H.V. Kaltenborn's radio career goes back to April 21, 1921 when he addressed the Brooklyn Chamber of Commerce while speaking from an experimental station in Newark, N.J. The group had assembled there to see the new invention of radio. A year later on April 4, 1922, he made the first of what later became a regular series of radio talks on current events. Kaltenborn called them the "first spoken editorials ever heard by a radio audience." He joined CBS in 1930 as a regular weekly news commentator.

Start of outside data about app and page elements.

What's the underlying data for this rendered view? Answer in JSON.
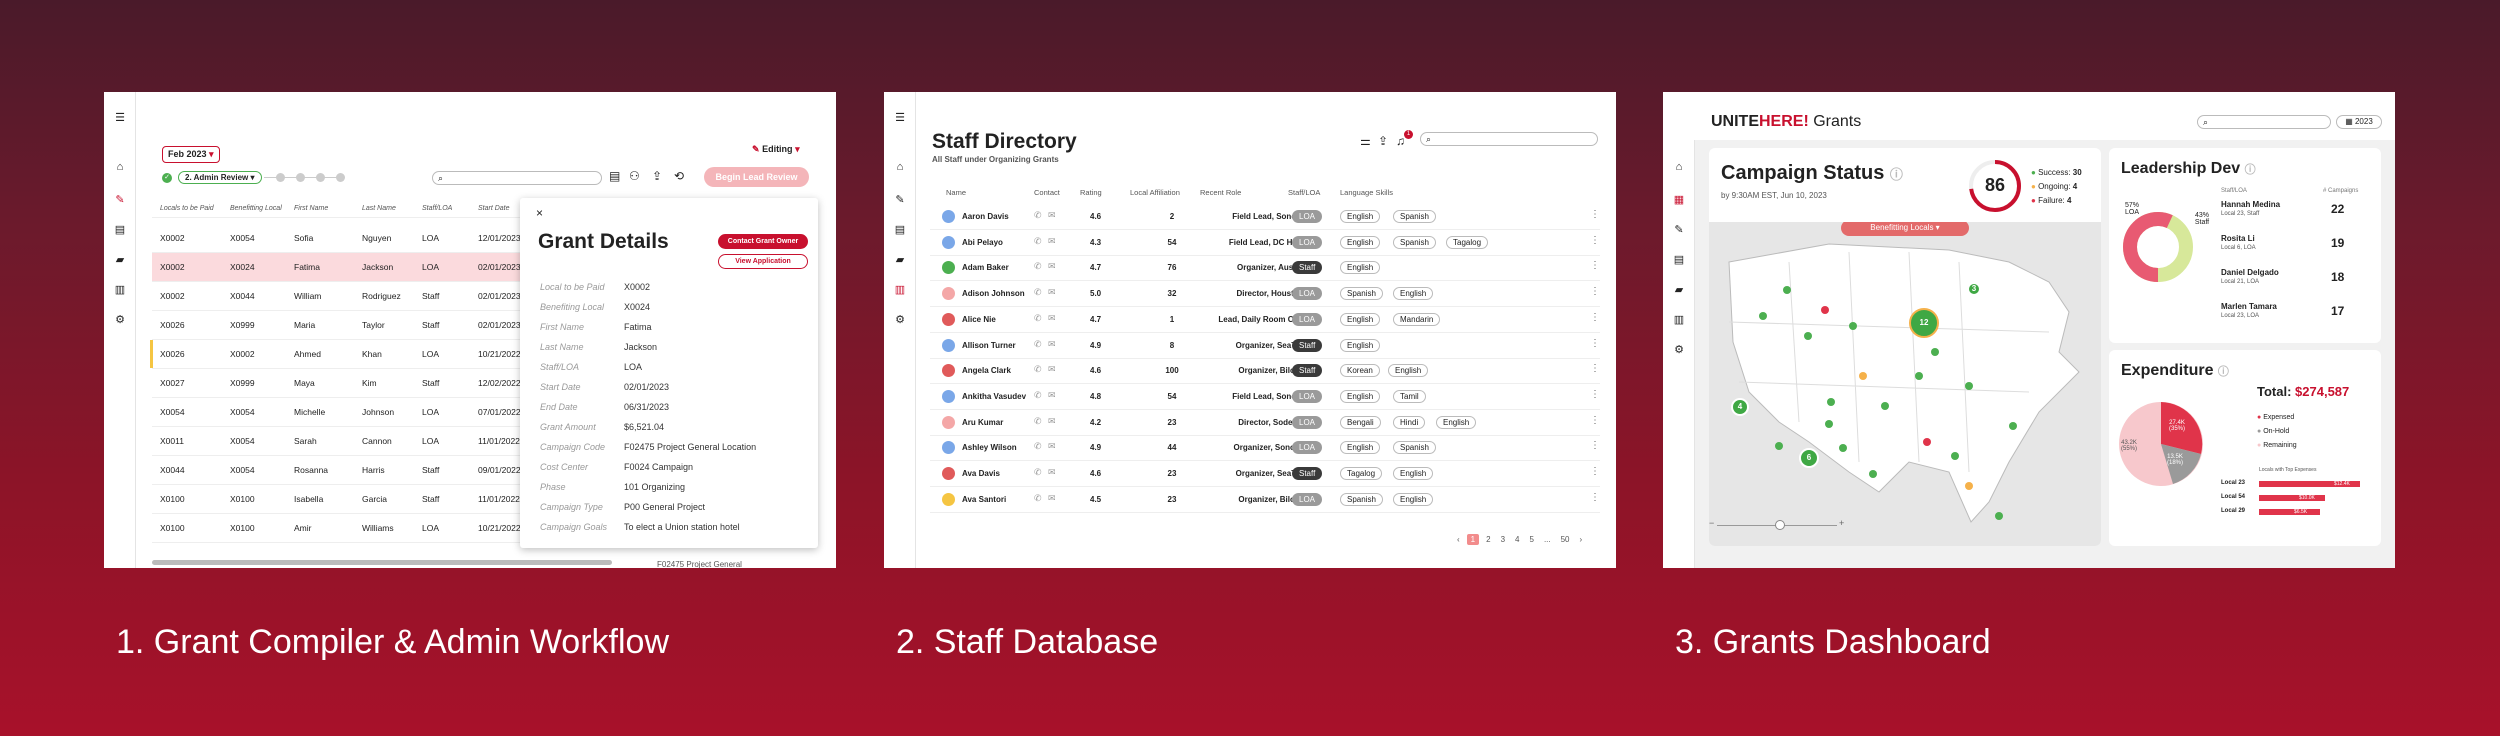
{
  "captions": [
    "1. Grant Compiler & Admin Workflow",
    "2. Staff Database",
    "3. Grants Dashboard"
  ],
  "p1": {
    "month": "Feb 2023",
    "stage": "2. Admin Review",
    "editing": "Editing",
    "begin_button": "Begin Lead Review",
    "columns": [
      "Locals to be Paid",
      "Benefitting Local",
      "First Name",
      "Last Name",
      "Staff/LOA",
      "Start Date"
    ],
    "rows": [
      [
        "X0002",
        "X0054",
        "Sofia",
        "Nguyen",
        "LOA",
        "12/01/2023"
      ],
      [
        "X0002",
        "X0024",
        "Fatima",
        "Jackson",
        "LOA",
        "02/01/2023"
      ],
      [
        "X0002",
        "X0044",
        "William",
        "Rodriguez",
        "Staff",
        "02/01/2023"
      ],
      [
        "X0026",
        "X0999",
        "Maria",
        "Taylor",
        "Staff",
        "02/01/2023"
      ],
      [
        "X0026",
        "X0002",
        "Ahmed",
        "Khan",
        "LOA",
        "10/21/2022"
      ],
      [
        "X0027",
        "X0999",
        "Maya",
        "Kim",
        "Staff",
        "12/02/2022"
      ],
      [
        "X0054",
        "X0054",
        "Michelle",
        "Johnson",
        "LOA",
        "07/01/2022"
      ],
      [
        "X0011",
        "X0054",
        "Sarah",
        "Cannon",
        "LOA",
        "11/01/2022"
      ],
      [
        "X0044",
        "X0054",
        "Rosanna",
        "Harris",
        "Staff",
        "09/01/2022"
      ],
      [
        "X0100",
        "X0100",
        "Isabella",
        "Garcia",
        "Staff",
        "11/01/2022"
      ],
      [
        "X0100",
        "X0100",
        "Amir",
        "Williams",
        "LOA",
        "10/21/2022"
      ]
    ],
    "detail": {
      "close": "×",
      "title": "Grant Details",
      "contact_button": "Contact Grant Owner",
      "view_button": "View Application",
      "fields": [
        [
          "Local to be Paid",
          "X0002"
        ],
        [
          "Benefiting Local",
          "X0024"
        ],
        [
          "First Name",
          "Fatima"
        ],
        [
          "Last Name",
          "Jackson"
        ],
        [
          "Staff/LOA",
          "LOA"
        ],
        [
          "Start Date",
          "02/01/2023"
        ],
        [
          "End Date",
          "06/31/2023"
        ],
        [
          "Grant Amount",
          "$6,521.04"
        ],
        [
          "Campaign Code",
          "F02475 Project General Location"
        ],
        [
          "Cost Center",
          "F0024 Campaign"
        ],
        [
          "Phase",
          "101 Organizing"
        ],
        [
          "Campaign Type",
          "P00 General Project"
        ],
        [
          "Campaign Goals",
          "To elect a Union station hotel"
        ]
      ]
    },
    "overflow_text": "F02475 Project General"
  },
  "p2": {
    "title": "Staff Directory",
    "subtitle": "All Staff under Organizing Grants",
    "columns": [
      "Name",
      "Contact",
      "Rating",
      "Local Affiliation",
      "Recent Role",
      "Staff/LOA",
      "Language Skills"
    ],
    "rows": [
      {
        "name": "Aaron Davis",
        "rating": "4.6",
        "local": "2",
        "role": "Field Lead, Sonoma",
        "type": "LOA",
        "langs": [
          "English",
          "Spanish"
        ],
        "color": "#7aa7e8"
      },
      {
        "name": "Abi Pelayo",
        "rating": "4.3",
        "local": "54",
        "role": "Field Lead, DC Hotels",
        "type": "LOA",
        "langs": [
          "English",
          "Spanish",
          "Tagalog"
        ],
        "color": "#7aa7e8"
      },
      {
        "name": "Adam Baker",
        "rating": "4.7",
        "local": "76",
        "role": "Organizer, Austin",
        "type": "Staff",
        "langs": [
          "English"
        ],
        "color": "#4caf50"
      },
      {
        "name": "Adison Johnson",
        "rating": "5.0",
        "local": "32",
        "role": "Director, Houston",
        "type": "LOA",
        "langs": [
          "Spanish",
          "English"
        ],
        "color": "#f4a7a7"
      },
      {
        "name": "Alice Nie",
        "rating": "4.7",
        "local": "1",
        "role": "Lead, Daily Room Cleaning",
        "type": "LOA",
        "langs": [
          "English",
          "Mandarin"
        ],
        "color": "#e05a5a"
      },
      {
        "name": "Allison Turner",
        "rating": "4.9",
        "local": "8",
        "role": "Organizer, SeaTac",
        "type": "Staff",
        "langs": [
          "English"
        ],
        "color": "#7aa7e8"
      },
      {
        "name": "Angela Clark",
        "rating": "4.6",
        "local": "100",
        "role": "Organizer, Biloxi",
        "type": "Staff",
        "langs": [
          "Korean",
          "English"
        ],
        "color": "#e05a5a"
      },
      {
        "name": "Ankitha Vasudev",
        "rating": "4.8",
        "local": "54",
        "role": "Field Lead, Sonoma",
        "type": "LOA",
        "langs": [
          "English",
          "Tamil"
        ],
        "color": "#7aa7e8"
      },
      {
        "name": "Aru Kumar",
        "rating": "4.2",
        "local": "23",
        "role": "Director, Sodexo",
        "type": "LOA",
        "langs": [
          "Bengali",
          "Hindi",
          "English"
        ],
        "color": "#f4a7a7"
      },
      {
        "name": "Ashley Wilson",
        "rating": "4.9",
        "local": "44",
        "role": "Organizer, Sonoma",
        "type": "LOA",
        "langs": [
          "English",
          "Spanish"
        ],
        "color": "#7aa7e8"
      },
      {
        "name": "Ava Davis",
        "rating": "4.6",
        "local": "23",
        "role": "Organizer, SeaTac",
        "type": "Staff",
        "langs": [
          "Tagalog",
          "English"
        ],
        "color": "#e05a5a"
      },
      {
        "name": "Ava Santori",
        "rating": "4.5",
        "local": "23",
        "role": "Organizer, Biloxi",
        "type": "LOA",
        "langs": [
          "Spanish",
          "English"
        ],
        "color": "#f5c542"
      }
    ],
    "pages": [
      "‹",
      "1",
      "2",
      "3",
      "4",
      "5",
      "...",
      "50",
      "›"
    ],
    "notif_count": "1"
  },
  "p3": {
    "brand_a": "UNITE",
    "brand_b": "HERE!",
    "brand_c": " Grants",
    "year": "2023",
    "status_title": "Campaign Status",
    "status_sub": "by 9:30AM EST, Jun 10, 2023",
    "total_count": "86",
    "success_label": "Success:",
    "success_val": "30",
    "ongoing_label": "Ongoing:",
    "ongoing_val": "4",
    "failure_label": "Failure:",
    "failure_val": "4",
    "map_filter": "Benefitting Locals",
    "clusters": [
      "3",
      "4",
      "12",
      "6"
    ],
    "leader_title": "Leadership Dev",
    "leader_col1": "Staff/LOA",
    "leader_col2": "# Campaigns",
    "donut_a": "57%",
    "donut_a_lbl": "LOA",
    "donut_b": "43%",
    "donut_b_lbl": "Staff",
    "leaders": [
      {
        "name": "Hannah Medina",
        "sub": "Local 23, Staff",
        "n": "22"
      },
      {
        "name": "Rosita Li",
        "sub": "Local 6, LOA",
        "n": "19"
      },
      {
        "name": "Daniel Delgado",
        "sub": "Local 21, LOA",
        "n": "18"
      },
      {
        "name": "Marlen Tamara",
        "sub": "Local 23, LOA",
        "n": "17"
      }
    ],
    "exp_title": "Expenditure",
    "total_label": "Total:",
    "total_value": "$274,587",
    "legend": [
      "Expensed",
      "On-Hold",
      "Remaining"
    ],
    "pie_a": "27.4K",
    "pie_a_pct": "(35%)",
    "pie_b": "13.5K",
    "pie_b_pct": "(18%)",
    "pie_c": "43.2K",
    "pie_c_pct": "(55%)",
    "top_label": "Locals with Top Expenses",
    "top_rows": [
      {
        "local": "Local 23",
        "val": "$12.4K",
        "frac": 0.92
      },
      {
        "local": "Local 54",
        "val": "$10.0K",
        "frac": 0.6
      },
      {
        "local": "Local 29",
        "val": "$6.5K",
        "frac": 0.55
      }
    ],
    "colors": {
      "success": "#4caf50",
      "ongoing": "#f5b14a",
      "failure": "#e0344a",
      "accent": "#c8102e"
    }
  }
}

When he was twenty years old, he left home and joined up to fight in the Spanish-American War. While in the service, he was providing stories for his home newspaper, the Merrill (Wisconson) Advocate. After he mustered out, he decided to spend some time in Europe, returning because his father was dying. When his father died before he arrived back in the United States, he decided to try to become a "big city journalist" and took a job with the Brooklyn Daily Eagle. While there, he soon began writing stories about New York City Hall and its politics. He was learning the basics of political reporting. Soon, however, at twenty-four, he left the Eagle to go to college enrolling as a special student at Harvard. Even while studying, he continued to provide stories for the Eagle and the New York Post. Having met his future wife, Olga, on the steamer ship returning to the U.S., while overseas working for one of his Harvard professors, he decided to save as much money to prepare for marriage, and upon graduation, worked as a tutor for Vincent Astor, the son of John Jacob Astor. When he finished, he return to the Eagle, which sent him to Washington DC as correspondent replacing Chauncey Brainerd, who was becoming the paper's city editor. But soon, he had to return to Brooklyn because Brainerd did not like his job as city editor and wanted to return to Washington. To sooth the switch, Kaltenborn was offered the job of drama critic, something he was interested in because of his own experience in dramatics. In January 1914, he was sent to Paris to be the interim Paris correspondent and run the small bureau there. Within two months, he returned where he eventually became the war reporter during World War I.
By 1930, the Brooklyn Eagle like other papers were struggling under the beginnings of the Great Depression. Kaltenborn was asked to take a huge salary cut which he could not afford and so he quit. Soon after he left, he signed a contract with the new Columbia Broadcasting System for a regular weekly news commentary. He was also assigned to special events of national or international significance. The reporter/broadcaster was known as a commentator who never read from a script and spoke in a clipped voice. His "talks" were extemporaneous created from notes he had previously written. His analysis was welcome into homes especially during the war and the time leading up to America's entry into it. He had an international reputation and was able to speak intelligently about events because he had interviewed many of those involved. From the contacts he developed in his travels and his ability to speak fluent German and French, Kaltenborn seemed chosen for the role he developed at CBS.
One of his most famous periods was during the Munich crisis in 1938. Much of what listeners heard was Kaltenborn speaking without script even after sometimes having been up for most of a night covering the breaking news. Some claimed that when Kaltenborn was awakened during the Munich vigil, one merely had to utter Munich and Kaltenborn could talk for hours on the subject. During this "Munich Crisis" on August 27, 1938, Hitler had made some demands of the Czechoslovak government. Kaltenborn reported on these demands from London offering analysis on the situation. By September, it appeared that Czechoslovakia would have to cave and give up the Sudetenland and those critical days in that month, the reporter is probably best known for making 102 broadcasts ranging from two minutes to two hours in length. He even slept and ate in the studio to continue to cover and analyze events. Kaltenborn called this "the first great international crisis in which radio broadcasting participated intensively every step of the way."
By the end of World War II, the reporter had moved CBS to the National Broadcasting Company and had his own broadcast commentary sponsored by the Pure Oil Company. On the end of the war, Kaltenborn exuberently spoke [Click for Sound] about what the Japanese surrender meant.
Kaltenborn had very specific views about radio's role in presenting the news. Later in life he wrote on the subject through many of his books. In an introduction to one of his books, Kaltenborn Edits the News, he spoke to the subject.